On the last Friday of every month between April and October, the Newburgh Transportation Advisory Committee hosts a critical mass bike ride. They have been doing so for the past four years, and even now with the COVID-19 pandemic, they are asking for those to come out and join them.
In fact, it is a great activity that allows for social distancing and safety. With less people working out at the gym, bicycling is the perfect form of exercise.
The last critical mass bike ride of the season is being held on Friday, October 30 – with a Halloween theme! Anyone in the community with a bicycle is invited to come out, dress up in their favorite Halloween costume and get riding. Don’t forget a helmet.
All bicyclists who are interested should meet at Liberty Street Bistro, located at 97 Liberty Street, at 5 p.m.
You might be wondering, what exactly is a critical mass bike ride? It is an “organic bike ride through the city’s main thoroughfares and side streets, en masse.”
The group bike ride is a way to encourage making the streets safer for all modes of transportation. While it is a way to bring attention to shared road safety, it also allows those to explore the city and meet neighbors.
The critical mass bike ride is huge in cities across the country like Portland, Seattle and New York City with hundreds gathering for the event.
“Newburgh is an interesting city where there is a new influx of people and a large portion of locals who have been here for ages, and they don’t always mix,” said Bobby Szeli, who has been participating in the critical mass bike rides for three years now. “I think a critical mass is useful to get those groups to come together.”

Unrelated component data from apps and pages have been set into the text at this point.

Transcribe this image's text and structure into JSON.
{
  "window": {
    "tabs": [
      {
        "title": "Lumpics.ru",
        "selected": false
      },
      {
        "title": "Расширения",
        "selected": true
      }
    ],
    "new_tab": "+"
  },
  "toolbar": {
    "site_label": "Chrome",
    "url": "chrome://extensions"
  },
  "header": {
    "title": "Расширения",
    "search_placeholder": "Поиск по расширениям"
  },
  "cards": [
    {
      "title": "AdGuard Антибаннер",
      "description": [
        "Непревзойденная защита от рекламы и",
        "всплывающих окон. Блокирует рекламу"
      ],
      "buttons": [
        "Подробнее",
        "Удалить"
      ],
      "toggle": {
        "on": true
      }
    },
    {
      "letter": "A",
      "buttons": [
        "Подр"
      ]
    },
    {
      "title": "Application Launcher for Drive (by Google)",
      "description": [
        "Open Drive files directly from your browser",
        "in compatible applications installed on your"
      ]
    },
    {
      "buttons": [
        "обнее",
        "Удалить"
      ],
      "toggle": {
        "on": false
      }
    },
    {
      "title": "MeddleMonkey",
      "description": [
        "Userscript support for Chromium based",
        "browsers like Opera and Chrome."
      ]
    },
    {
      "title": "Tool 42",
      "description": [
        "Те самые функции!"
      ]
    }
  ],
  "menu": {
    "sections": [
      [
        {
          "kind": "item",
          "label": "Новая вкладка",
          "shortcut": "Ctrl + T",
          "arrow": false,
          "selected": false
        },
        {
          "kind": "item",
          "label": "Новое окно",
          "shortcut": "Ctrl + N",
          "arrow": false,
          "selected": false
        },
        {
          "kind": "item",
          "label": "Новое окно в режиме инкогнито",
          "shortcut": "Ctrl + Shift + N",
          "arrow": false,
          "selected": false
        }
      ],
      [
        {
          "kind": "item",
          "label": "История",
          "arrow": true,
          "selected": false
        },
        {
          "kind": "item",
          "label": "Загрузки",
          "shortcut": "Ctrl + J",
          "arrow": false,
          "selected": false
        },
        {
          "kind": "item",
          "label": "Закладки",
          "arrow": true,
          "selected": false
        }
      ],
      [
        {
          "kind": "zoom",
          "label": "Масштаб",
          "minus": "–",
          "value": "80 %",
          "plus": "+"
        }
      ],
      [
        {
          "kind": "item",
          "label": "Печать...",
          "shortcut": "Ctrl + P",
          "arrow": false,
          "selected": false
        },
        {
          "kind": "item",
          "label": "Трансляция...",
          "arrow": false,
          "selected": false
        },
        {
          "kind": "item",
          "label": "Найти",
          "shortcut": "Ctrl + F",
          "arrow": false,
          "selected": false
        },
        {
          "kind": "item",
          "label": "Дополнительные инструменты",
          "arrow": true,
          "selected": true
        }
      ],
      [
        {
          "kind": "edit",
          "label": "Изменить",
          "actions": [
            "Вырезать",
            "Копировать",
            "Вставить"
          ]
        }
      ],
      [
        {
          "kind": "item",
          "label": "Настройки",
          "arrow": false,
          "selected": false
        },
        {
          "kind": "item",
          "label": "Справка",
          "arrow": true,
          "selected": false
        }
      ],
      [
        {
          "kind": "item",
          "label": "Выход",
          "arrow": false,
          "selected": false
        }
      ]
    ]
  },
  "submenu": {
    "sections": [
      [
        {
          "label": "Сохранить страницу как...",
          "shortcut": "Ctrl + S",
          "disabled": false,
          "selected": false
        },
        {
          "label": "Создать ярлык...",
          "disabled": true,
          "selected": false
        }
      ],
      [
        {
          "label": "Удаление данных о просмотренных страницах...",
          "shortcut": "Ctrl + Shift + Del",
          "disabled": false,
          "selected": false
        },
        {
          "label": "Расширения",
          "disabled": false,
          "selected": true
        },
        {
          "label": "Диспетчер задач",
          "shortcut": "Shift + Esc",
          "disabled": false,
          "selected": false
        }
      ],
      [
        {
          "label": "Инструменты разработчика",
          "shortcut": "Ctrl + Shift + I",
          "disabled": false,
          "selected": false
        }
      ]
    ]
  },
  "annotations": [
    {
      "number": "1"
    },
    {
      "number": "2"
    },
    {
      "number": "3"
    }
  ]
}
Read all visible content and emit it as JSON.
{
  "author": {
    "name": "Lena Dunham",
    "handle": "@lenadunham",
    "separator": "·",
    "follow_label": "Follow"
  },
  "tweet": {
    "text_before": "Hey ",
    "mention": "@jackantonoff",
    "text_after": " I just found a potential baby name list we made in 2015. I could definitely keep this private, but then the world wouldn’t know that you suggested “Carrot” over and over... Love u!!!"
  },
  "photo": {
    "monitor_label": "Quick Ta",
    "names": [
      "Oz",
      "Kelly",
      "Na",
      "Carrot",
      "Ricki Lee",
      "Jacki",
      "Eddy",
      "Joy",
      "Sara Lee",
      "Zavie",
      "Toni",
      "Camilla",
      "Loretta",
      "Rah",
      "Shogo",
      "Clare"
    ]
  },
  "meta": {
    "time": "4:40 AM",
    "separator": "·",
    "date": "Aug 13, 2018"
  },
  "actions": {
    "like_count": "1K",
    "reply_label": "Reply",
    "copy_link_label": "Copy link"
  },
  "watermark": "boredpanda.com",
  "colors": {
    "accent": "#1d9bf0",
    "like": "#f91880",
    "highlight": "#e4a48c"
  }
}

The bike ride isn’t rigidly planned. Once everyone has met at the location, someone calls out a landmark in the city and they get riding. The ride is anywhere between 45 to 60 minutes.
You don’t have to be an experienced cyclist either. Everyone comes out with different kinds of bikes and they all go at their own pace.
“Some people show up with expensive bikes that they’ve ridden across the entire country and others show up with a bike they’ve maybe taken around the block a few times,” said Szeli. “The whole goal is to interact and experience the city and see things you typically wouldn’t in a car because you’re driving too fast.”
While the Halloween themed bike ride is the last of the season, it is a way to encourage people to come out and join again next year.
“Newburgh is a beautiful, bikeable city,” said Naomi Hersson-Ringskog, who is a member of the Transportation Advisory Commitee. “The Transportation Advisory Committee has a number of initiatives to make the city safer and more enjoyable for bicyclists. I am really looking forward to 2021.”